Mr. IRWIN: How's the venom. Look at this! I've got it all over me and my eye is starting to get a shoot of pain in it. It doesn't matter how much I wipe it off, it's not going to get it all off. It's quite residual.
BLOCK: David Bellamy is a British natural historian and the founder of the U.K.'s Conservation Foundation and a big fan of Steve Irwin. He joins me now from his home in northern England. Thanks for being with us.
Mr. DAVID BELLAMY (Conservation Foundation): Oh it's a very, very sad day, but he needs every tribute we can give him.
BLOCK: Well, what was it about Steve Irwin's style that appealed to you most?
Mr. BELLAMY: The thing that really interested me was he was a natural historian of real repute. He knew his animals and therefore he could take this, which most other people couldn't.

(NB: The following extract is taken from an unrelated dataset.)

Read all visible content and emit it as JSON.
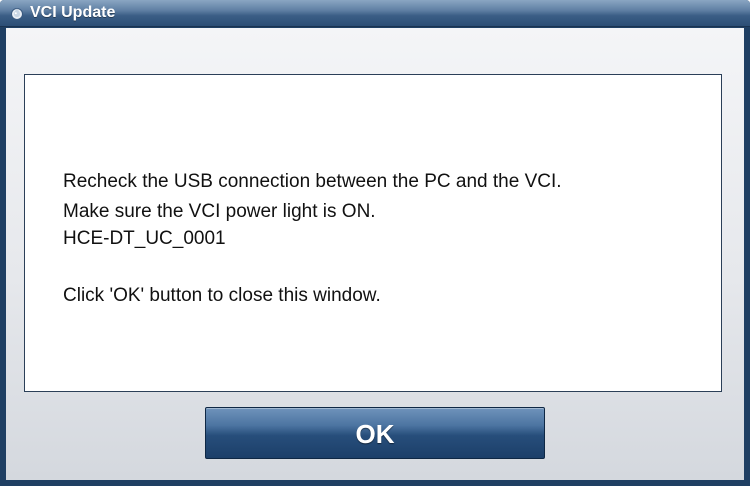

BLOCK: He was surrounded by wildlife since he was a child. He took over the preserve that his parents started.
Mr. BELLAMY: Oh yes. He was brought up on his father's small zoo. And at six years of age, I think he had his first snake, and at nine years of age he was actually working and handling crocodiles. He then took a very, very responsible position because crocodiles in populated areas have to be caught and got rid of and that was one of his jobs. He desperately believed that all the animals of this world should have space available to them so they can go on doing the jobs they do and giving them wonderment to people that could never see them otherwise.
BLOCK: I wonder if that part of his legacy is over shadowed by the showmanship. He was so amazing to watch and to listen to on television. Maybe people forget about the part that was the conservationist.

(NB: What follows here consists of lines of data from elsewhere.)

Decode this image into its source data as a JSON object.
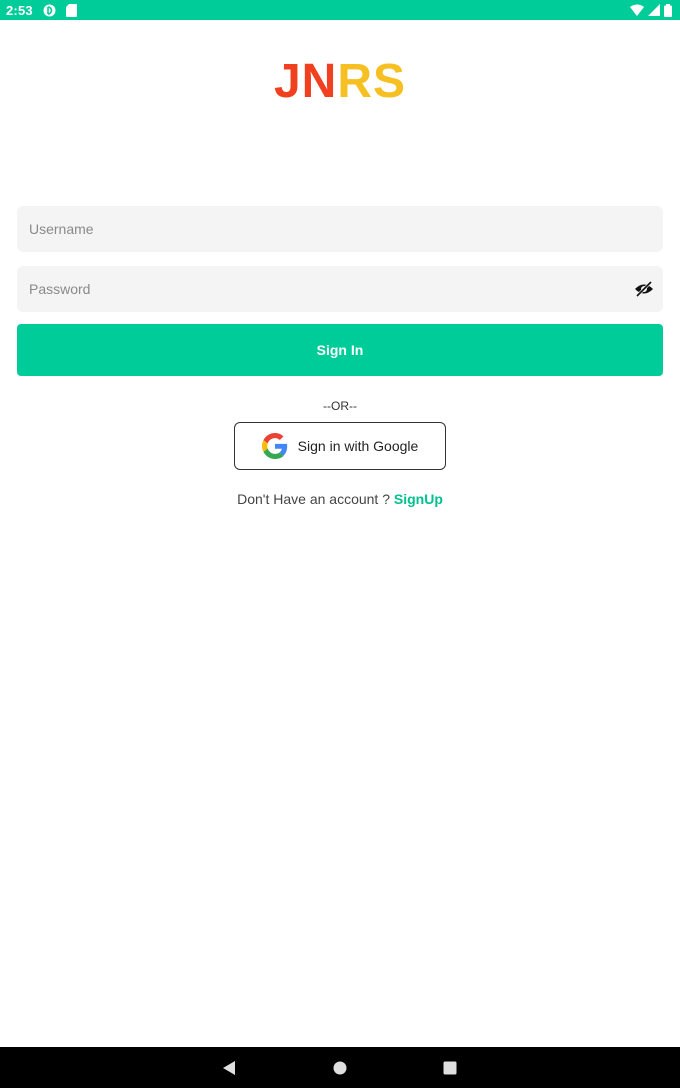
{
  "status_bar": {
    "time": "2:53",
    "icons": [
      "cast-icon",
      "sd-card-icon",
      "wifi-icon",
      "signal-icon",
      "battery-icon"
    ]
  },
  "logo": {
    "part_a": "JN",
    "part_b": "RS",
    "color_a": "#f0401f",
    "color_b": "#f6c023"
  },
  "form": {
    "username_placeholder": "Username",
    "username_value": "",
    "password_placeholder": "Password",
    "password_value": "",
    "sign_in_label": "Sign In",
    "or_text": "--OR--",
    "google_label": "Sign in with Google",
    "signup_prompt": "Don't Have an account ? ",
    "signup_link": "SignUp"
  },
  "colors": {
    "accent": "#00cc99",
    "field_bg": "#f4f4f4"
  },
  "nav": {
    "icons": [
      "back-icon",
      "home-icon",
      "recents-icon"
    ]
  }
}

Mr. BELLAMY: He exasperated some people, but he infused, he educated and enthralled others. I think the best things I ever saw him do were working with quite small marsupials. And he'd go and he'd say right, now that is reacting in this way. I am disturbing it if I do this. It won't be as disturbed and I'll be able to get closer. Now that is the mark of a good naturalist who knows the animal he's working with.
BLOCK: He certainly did have his critics who said he took too many chances. A lot of people were very upset when he was shown holding his infant son while he was feeding a crocodile with his other hand.

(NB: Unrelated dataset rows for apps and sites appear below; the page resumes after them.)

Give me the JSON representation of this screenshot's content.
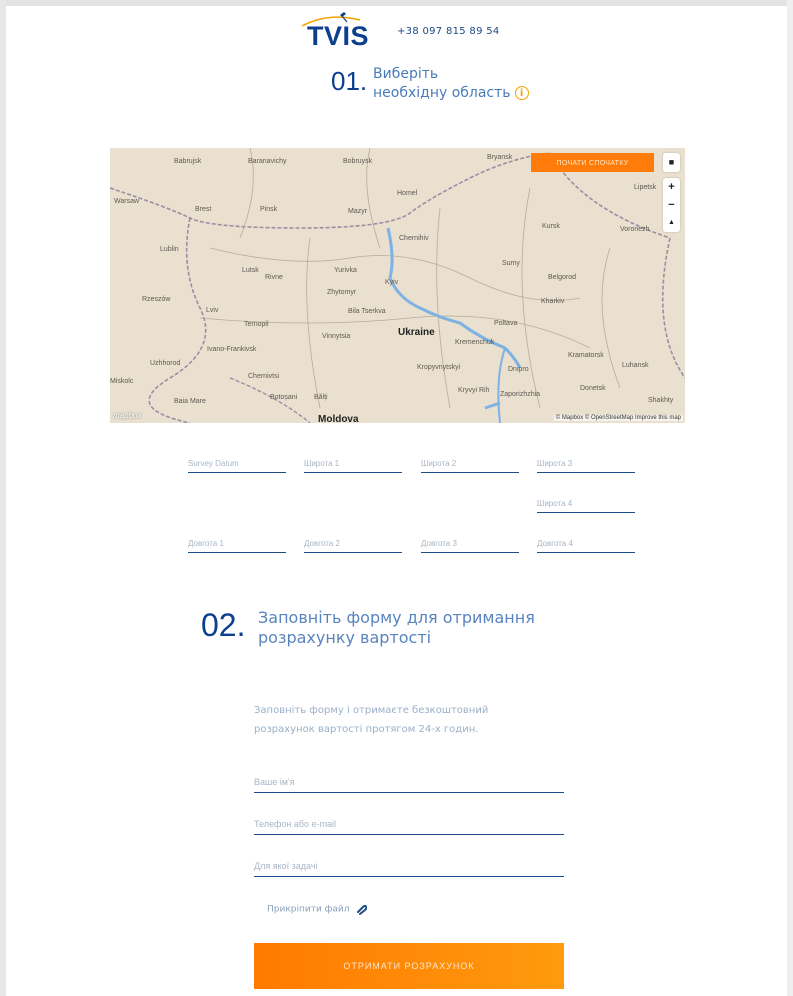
{
  "header": {
    "logo_text": "TVIS",
    "phone": "+38 097 815 89 54"
  },
  "step1": {
    "number": "01.",
    "title_line1": "Виберіть",
    "title_line2": "необхідну область",
    "info_icon": "i"
  },
  "map": {
    "start_button": "ПОЧАТИ СПОЧАТКУ",
    "draw_icon": "square-draw-icon",
    "zoom_in": "+",
    "zoom_out": "−",
    "compass": "▲",
    "attribution": "© Mapbox © OpenStreetMap Improve this map",
    "logo": "mapbox",
    "cities": [
      "Babrujsk",
      "Baranavichy",
      "Bobruysk",
      "Bryansk",
      "Warsaw",
      "Brest",
      "Pinsk",
      "Mazyr",
      "Homel",
      "Lipetsk",
      "Kursk",
      "Voronezh",
      "Lublin",
      "Chernihiv",
      "Lutsk",
      "Rivne",
      "Yurivka",
      "Zhytomyr",
      "Kyiv",
      "Sumy",
      "Belgorod",
      "Rzeszów",
      "Lviv",
      "Bila Tserkva",
      "Kharkiv",
      "Ternopil",
      "Vinnytsia",
      "Poltava",
      "Kremenchuk",
      "Ivano-Frankivsk",
      "Uzhhorod",
      "Kropyvnytskyi",
      "Dnipro",
      "Kramatorsk",
      "Luhansk",
      "Miskolc",
      "Chernivtsi",
      "Kryvyi Rih",
      "Zaporizhzhia",
      "Donetsk",
      "Baia Mare",
      "Botoșani",
      "Bălți",
      "Shakhty"
    ],
    "countries": [
      "Ukraine",
      "Moldova"
    ]
  },
  "coords": {
    "survey_datum": "Survey Datum",
    "lat1": "Широта 1",
    "lat2": "Широта 2",
    "lat3": "Широта 3",
    "lat4": "Широта 4",
    "lon1": "Довгота 1",
    "lon2": "Довгота 2",
    "lon3": "Довгота 3",
    "lon4": "Довгота 4"
  },
  "step2": {
    "number": "02.",
    "title_line1": "Заповніть форму для отримання",
    "title_line2": "розрахунку вартості",
    "description_line1": "Заповніть форму і отримаєте безкоштовний",
    "description_line2": "розрахунок вартості протягом 24-х годин.",
    "name_placeholder": "Ваше ім'я",
    "contact_placeholder": "Телефон або e-mail",
    "purpose_placeholder": "Для якої задачі",
    "attach_label": "Прикріпити файл",
    "submit_label": "ОТРИМАТИ РОЗРАХУНОК"
  },
  "colors": {
    "brand_blue": "#0c3f8d",
    "accent_orange": "#ff7c0a"
  }
}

Mr. BELLAMY: Well, I thought his answer was extremely good, that he knew and that he was at a safe distance. If people didn't take risks then we wouldn't see all that wonder and we wouldn't understand that if we do understand the animals and give them the space, they can live in harmony with us.
BLOCK: Well, David Bellamy, thanks very much for talking with us today.
Mr. BELLAMY: My pleasure.
BLOCK: That's British natural historian David Bellamy talking about the legacy of Steve Irwin, also known as the Crocodile Hunter. Irwin died today after he was struck in the chest by a string ray off the coast of Australia.
NPR transcripts are created on a rush deadline by Verb8tm, Inc., an NPR contractor, and produced using a proprietary transcription process developed with NPR. This text may not be in its final form and may be updated or revised in the future. Accuracy and availability may vary. The authoritative record of NPR’s programming is the audio record.